Task prompt - Your job is to return every line of the listing holding the string "balance".

Data for processing -
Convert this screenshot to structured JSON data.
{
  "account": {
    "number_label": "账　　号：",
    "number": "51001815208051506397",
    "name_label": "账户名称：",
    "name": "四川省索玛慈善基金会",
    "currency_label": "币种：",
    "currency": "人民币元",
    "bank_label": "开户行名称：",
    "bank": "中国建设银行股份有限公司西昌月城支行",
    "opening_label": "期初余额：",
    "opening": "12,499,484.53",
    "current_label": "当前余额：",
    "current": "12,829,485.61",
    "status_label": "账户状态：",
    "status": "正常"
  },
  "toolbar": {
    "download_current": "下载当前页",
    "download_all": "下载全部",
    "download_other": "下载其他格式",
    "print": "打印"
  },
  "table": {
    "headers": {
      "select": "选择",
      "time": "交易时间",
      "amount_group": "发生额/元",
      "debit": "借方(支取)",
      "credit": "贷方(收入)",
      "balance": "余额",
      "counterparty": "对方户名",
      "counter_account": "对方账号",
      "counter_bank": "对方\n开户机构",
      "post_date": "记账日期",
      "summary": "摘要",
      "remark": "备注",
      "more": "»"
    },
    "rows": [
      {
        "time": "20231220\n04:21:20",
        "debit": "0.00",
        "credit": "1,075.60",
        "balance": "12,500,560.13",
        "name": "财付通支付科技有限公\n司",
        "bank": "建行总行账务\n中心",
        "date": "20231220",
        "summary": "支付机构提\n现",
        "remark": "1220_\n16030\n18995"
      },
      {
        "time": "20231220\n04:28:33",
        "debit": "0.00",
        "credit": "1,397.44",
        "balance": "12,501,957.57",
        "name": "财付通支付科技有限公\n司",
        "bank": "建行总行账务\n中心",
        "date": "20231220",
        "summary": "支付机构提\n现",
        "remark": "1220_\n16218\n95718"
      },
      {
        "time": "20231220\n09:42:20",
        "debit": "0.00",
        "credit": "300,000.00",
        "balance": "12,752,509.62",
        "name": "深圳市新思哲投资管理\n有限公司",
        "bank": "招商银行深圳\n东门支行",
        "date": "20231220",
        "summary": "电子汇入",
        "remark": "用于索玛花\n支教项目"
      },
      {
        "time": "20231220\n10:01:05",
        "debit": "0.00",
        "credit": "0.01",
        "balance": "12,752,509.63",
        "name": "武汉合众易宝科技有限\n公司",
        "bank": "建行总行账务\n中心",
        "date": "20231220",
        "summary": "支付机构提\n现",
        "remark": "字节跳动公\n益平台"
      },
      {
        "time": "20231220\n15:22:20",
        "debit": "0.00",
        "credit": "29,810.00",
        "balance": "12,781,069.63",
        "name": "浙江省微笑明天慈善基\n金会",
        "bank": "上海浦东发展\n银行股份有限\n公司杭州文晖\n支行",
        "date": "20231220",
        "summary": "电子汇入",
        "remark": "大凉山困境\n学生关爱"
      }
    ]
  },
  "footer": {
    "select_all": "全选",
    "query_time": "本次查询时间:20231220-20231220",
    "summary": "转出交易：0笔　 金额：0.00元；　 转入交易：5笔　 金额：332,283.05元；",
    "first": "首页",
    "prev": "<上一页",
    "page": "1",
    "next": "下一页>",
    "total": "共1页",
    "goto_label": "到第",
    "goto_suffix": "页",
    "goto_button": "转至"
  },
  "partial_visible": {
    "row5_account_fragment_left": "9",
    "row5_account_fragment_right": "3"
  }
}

Finished task -
      "balance": "余额",
        "balance": "12,500,560.13",
        "balance": "12,501,957.57",
        "balance": "12,752,509.62",
        "balance": "12,752,509.63",
        "balance": "12,781,069.63",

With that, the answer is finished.